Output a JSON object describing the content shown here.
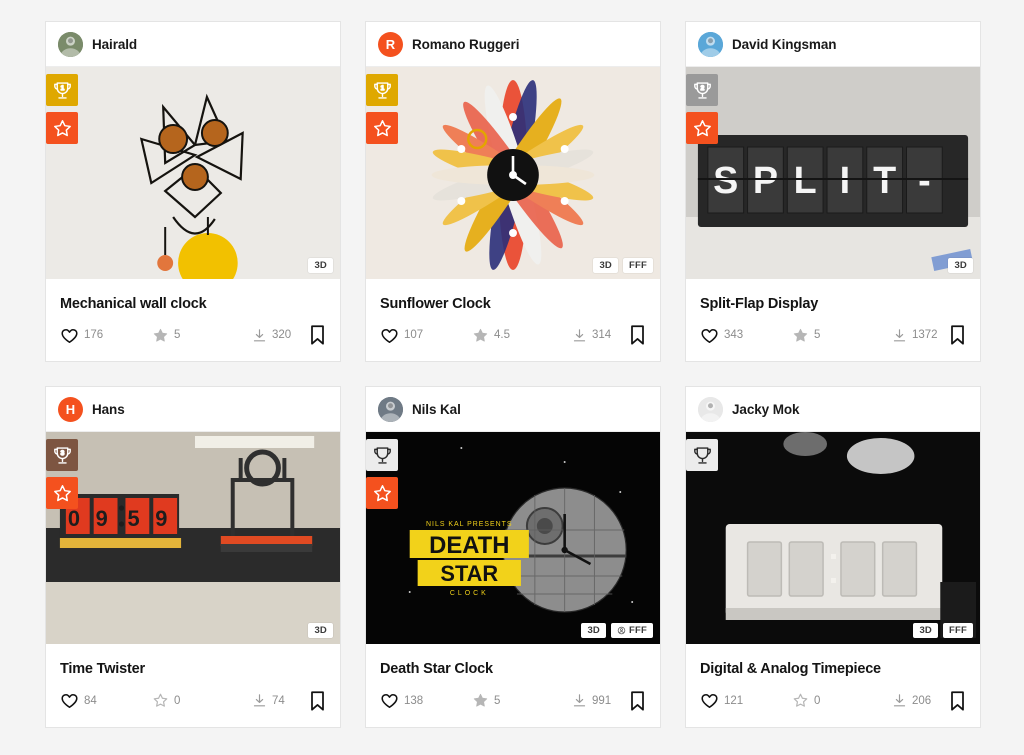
{
  "page": {
    "background": "#f4f4f4",
    "accent": "#f4511e"
  },
  "icons": {
    "trophy": "trophy-icon",
    "star": "star-icon",
    "heart": "heart-icon",
    "download": "download-icon",
    "bookmark": "bookmark-icon"
  },
  "cards": [
    {
      "author": "Hairald",
      "avatar": {
        "type": "photo",
        "letter": "",
        "bg": "#7a8b6a"
      },
      "badges": [
        {
          "name": "trophy-badge",
          "kind": "trophy",
          "rank": "1",
          "color": "#dfa800"
        },
        {
          "name": "star-badge",
          "kind": "star",
          "rank": "",
          "color": "#f4511e"
        }
      ],
      "tags": [
        "3D"
      ],
      "tag_icons": [
        "none"
      ],
      "title": "Mechanical wall clock",
      "likes": "176",
      "rating": "5",
      "rating_filled": true,
      "downloads": "320"
    },
    {
      "author": "Romano Ruggeri",
      "avatar": {
        "type": "letter",
        "letter": "R",
        "bg": "#f4511e"
      },
      "badges": [
        {
          "name": "trophy-badge",
          "kind": "trophy",
          "rank": "1",
          "color": "#dfa800"
        },
        {
          "name": "star-badge",
          "kind": "star",
          "rank": "",
          "color": "#f4511e"
        }
      ],
      "tags": [
        "3D",
        "FFF"
      ],
      "tag_icons": [
        "none",
        "none"
      ],
      "title": "Sunflower Clock",
      "likes": "107",
      "rating": "4.5",
      "rating_filled": true,
      "downloads": "314"
    },
    {
      "author": "David Kingsman",
      "avatar": {
        "type": "photo",
        "letter": "",
        "bg": "#5aa7d8"
      },
      "badges": [
        {
          "name": "trophy-badge",
          "kind": "trophy",
          "rank": "2",
          "color": "#9a9a9a"
        },
        {
          "name": "star-badge",
          "kind": "star",
          "rank": "",
          "color": "#f4511e"
        }
      ],
      "tags": [
        "3D"
      ],
      "tag_icons": [
        "none"
      ],
      "title": "Split-Flap Display",
      "likes": "343",
      "rating": "5",
      "rating_filled": true,
      "downloads": "1372"
    },
    {
      "author": "Hans",
      "avatar": {
        "type": "letter",
        "letter": "H",
        "bg": "#f4511e"
      },
      "badges": [
        {
          "name": "trophy-badge",
          "kind": "trophy",
          "rank": "3",
          "color": "#7d5541"
        },
        {
          "name": "star-badge",
          "kind": "star",
          "rank": "",
          "color": "#f4511e"
        }
      ],
      "tags": [
        "3D"
      ],
      "tag_icons": [
        "none"
      ],
      "title": "Time Twister",
      "likes": "84",
      "rating": "0",
      "rating_filled": false,
      "downloads": "74"
    },
    {
      "author": "Nils Kal",
      "avatar": {
        "type": "photo",
        "letter": "",
        "bg": "#6f7a85"
      },
      "badges": [
        {
          "name": "trophy-badge",
          "kind": "trophy",
          "rank": "",
          "color": "#ececec"
        },
        {
          "name": "star-badge",
          "kind": "star",
          "rank": "",
          "color": "#f4511e"
        }
      ],
      "tags": [
        "3D",
        "FFF"
      ],
      "tag_icons": [
        "none",
        "no-commercial"
      ],
      "title": "Death Star Clock",
      "likes": "138",
      "rating": "5",
      "rating_filled": true,
      "downloads": "991"
    },
    {
      "author": "Jacky Mok",
      "avatar": {
        "type": "photo",
        "letter": "",
        "bg": "#e8e8e8"
      },
      "badges": [
        {
          "name": "trophy-badge",
          "kind": "trophy",
          "rank": "",
          "color": "#ececec"
        }
      ],
      "tags": [
        "3D",
        "FFF"
      ],
      "tag_icons": [
        "none",
        "none"
      ],
      "title": "Digital & Analog Timepiece",
      "likes": "121",
      "rating": "0",
      "rating_filled": false,
      "downloads": "206"
    }
  ]
}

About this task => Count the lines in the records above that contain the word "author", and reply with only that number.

Solution to this exercise => 6